The Mercurians once again is offering the Pam Laird Research Grant (US$1,000) to defray the cost of travel and housing to use a research collection to pursue research in the history of communication technologies.
We have added this new initiative to encourage and reward high-caliber research in the history of communication technologies, broadly defined. One of the Mercurians’ missions is to encourage scholarship in the history of communication technologies. There is no research grant program (either within or outside SHOT) that we are aware of dedicated to supporting scholarship on the history of communication technologies. While the history of communication technology literature is vast and always growing, the quality of the research effort or resulting publication too often falls short of scholarly expectations.

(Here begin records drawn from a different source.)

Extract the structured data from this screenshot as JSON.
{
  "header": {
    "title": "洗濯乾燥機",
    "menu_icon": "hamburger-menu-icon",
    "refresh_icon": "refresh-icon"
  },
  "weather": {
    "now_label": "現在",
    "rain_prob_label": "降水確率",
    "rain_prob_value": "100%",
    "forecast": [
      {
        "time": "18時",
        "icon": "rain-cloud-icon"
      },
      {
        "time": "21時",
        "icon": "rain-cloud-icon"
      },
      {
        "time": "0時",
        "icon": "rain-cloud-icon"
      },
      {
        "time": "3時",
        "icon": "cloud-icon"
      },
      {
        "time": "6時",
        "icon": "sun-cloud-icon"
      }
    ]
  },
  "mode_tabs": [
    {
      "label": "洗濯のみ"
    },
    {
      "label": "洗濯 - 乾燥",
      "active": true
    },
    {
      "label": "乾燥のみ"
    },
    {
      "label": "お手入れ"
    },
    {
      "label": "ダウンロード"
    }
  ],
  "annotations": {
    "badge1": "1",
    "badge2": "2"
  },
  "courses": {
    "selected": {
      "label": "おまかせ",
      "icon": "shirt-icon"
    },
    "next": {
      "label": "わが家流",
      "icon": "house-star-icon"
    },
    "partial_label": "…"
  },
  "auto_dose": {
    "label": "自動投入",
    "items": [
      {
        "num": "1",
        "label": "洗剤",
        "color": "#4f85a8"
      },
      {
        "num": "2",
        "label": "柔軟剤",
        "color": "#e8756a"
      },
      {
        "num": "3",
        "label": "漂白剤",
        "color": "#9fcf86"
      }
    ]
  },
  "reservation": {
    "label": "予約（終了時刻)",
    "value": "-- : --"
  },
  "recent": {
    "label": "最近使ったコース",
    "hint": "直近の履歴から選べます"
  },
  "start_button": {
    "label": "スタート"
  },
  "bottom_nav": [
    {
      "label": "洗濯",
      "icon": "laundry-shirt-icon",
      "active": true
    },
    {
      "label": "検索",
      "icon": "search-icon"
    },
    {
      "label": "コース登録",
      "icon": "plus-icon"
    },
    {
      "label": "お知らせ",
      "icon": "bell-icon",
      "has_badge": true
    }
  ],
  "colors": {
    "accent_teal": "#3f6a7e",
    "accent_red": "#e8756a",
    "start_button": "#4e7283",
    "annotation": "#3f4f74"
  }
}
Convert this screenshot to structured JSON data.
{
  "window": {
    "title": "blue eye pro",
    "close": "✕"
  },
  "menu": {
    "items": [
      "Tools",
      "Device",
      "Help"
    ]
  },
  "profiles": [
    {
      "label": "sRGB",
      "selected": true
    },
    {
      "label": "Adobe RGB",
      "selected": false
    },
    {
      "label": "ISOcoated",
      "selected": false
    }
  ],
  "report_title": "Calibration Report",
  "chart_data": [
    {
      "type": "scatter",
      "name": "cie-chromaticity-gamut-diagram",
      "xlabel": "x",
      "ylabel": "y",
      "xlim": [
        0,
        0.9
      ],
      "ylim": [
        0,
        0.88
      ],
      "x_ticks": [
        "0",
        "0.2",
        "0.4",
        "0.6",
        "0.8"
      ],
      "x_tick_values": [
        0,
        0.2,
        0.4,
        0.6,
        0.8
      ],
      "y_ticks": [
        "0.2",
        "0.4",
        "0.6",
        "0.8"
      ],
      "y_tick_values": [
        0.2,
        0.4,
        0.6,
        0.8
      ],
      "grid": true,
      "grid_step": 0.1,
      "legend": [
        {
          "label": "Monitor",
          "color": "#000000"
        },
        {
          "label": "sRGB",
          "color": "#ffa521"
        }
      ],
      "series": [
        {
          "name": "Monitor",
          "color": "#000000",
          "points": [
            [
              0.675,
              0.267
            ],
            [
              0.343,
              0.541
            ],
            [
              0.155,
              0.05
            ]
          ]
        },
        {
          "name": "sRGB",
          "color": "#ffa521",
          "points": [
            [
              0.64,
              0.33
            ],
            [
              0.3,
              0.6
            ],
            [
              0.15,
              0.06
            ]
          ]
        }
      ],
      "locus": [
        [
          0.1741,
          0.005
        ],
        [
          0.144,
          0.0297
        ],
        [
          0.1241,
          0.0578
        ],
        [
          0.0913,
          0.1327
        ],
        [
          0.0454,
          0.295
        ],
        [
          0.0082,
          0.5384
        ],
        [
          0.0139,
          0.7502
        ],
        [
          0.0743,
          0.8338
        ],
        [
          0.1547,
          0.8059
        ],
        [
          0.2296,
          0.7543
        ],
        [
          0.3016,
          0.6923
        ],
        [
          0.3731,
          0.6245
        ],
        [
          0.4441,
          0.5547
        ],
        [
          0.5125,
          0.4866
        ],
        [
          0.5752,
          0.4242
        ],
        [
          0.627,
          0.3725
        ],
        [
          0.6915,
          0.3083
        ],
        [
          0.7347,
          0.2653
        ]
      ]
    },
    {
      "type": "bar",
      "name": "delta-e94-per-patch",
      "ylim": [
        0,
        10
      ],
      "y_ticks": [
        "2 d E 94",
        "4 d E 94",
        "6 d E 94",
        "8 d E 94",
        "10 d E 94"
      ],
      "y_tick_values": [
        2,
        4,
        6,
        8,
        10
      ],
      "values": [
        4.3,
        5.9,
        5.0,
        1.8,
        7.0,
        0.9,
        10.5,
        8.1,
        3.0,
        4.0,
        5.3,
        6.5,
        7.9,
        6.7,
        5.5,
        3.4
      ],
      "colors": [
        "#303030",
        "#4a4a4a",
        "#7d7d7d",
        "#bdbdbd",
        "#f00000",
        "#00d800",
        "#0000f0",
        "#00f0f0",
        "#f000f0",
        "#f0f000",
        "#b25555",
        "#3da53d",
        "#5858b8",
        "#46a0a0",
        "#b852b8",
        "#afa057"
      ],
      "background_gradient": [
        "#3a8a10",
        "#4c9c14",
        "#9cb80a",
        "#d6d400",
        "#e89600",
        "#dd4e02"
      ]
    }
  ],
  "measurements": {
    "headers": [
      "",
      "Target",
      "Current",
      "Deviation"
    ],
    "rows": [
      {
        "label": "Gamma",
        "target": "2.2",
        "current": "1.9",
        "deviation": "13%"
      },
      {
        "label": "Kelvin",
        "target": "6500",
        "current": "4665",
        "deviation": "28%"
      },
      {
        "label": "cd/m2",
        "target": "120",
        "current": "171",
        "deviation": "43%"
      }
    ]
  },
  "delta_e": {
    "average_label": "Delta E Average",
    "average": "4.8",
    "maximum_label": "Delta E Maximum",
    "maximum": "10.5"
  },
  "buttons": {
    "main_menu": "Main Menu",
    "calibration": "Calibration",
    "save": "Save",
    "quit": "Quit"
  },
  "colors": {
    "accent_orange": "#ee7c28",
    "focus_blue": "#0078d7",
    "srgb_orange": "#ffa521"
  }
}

In general, the research grant is awarded in alternating years. We awarded two such grants during the 2011 SHOT annual meeting in Cleveland. The winners were Carmen Krol, a PhD candidate in the Department of Science & Technology Studies at Cornell University, and Michael Lemon, a PhD student in Latin American History at Indiana University (Bloomington). The Mercurians announced during the 2013 SHOT meeting in Portland, Maine, that Ian Johnson, a PhD student in the History Department at Ohio State University, had won. Subsequently, we announced that James Risk, a PhD student in the University of South Carolina History Department, won the 2015 Pam Laird Research Grant. We are looking forward to awarding this important research grant again in 2017 and announcing the winner during the SHOT meeting in Philadelphia.
The grant is intended for and limited to junior scholars-meaning either current graduate students or recent postgraduates (no more than three years beyond the terminal degree in their field).
Requirements and Application.
Only travel to an appropriate archival collection to carry out research on an aspect of the history of communication technology, broadly defined, will be supported. The archive can be open to the public, private, or even closed, provided that necessary permissions have been obtained from the archive.
Complete the application form (available at: http://www.mercurians.org/grant-form.doc) and e-mail it and a
curriculum vitae (no longer than 3 pages) as attachments to the Mercurians c/o [email protected]
Your curriculum vitae should include pertinent publications, fellowships, or accomplishments relevant to your proposed research, and professional societies and affiliations.
The deadline for submitting an application for the grant is May 1, 2017.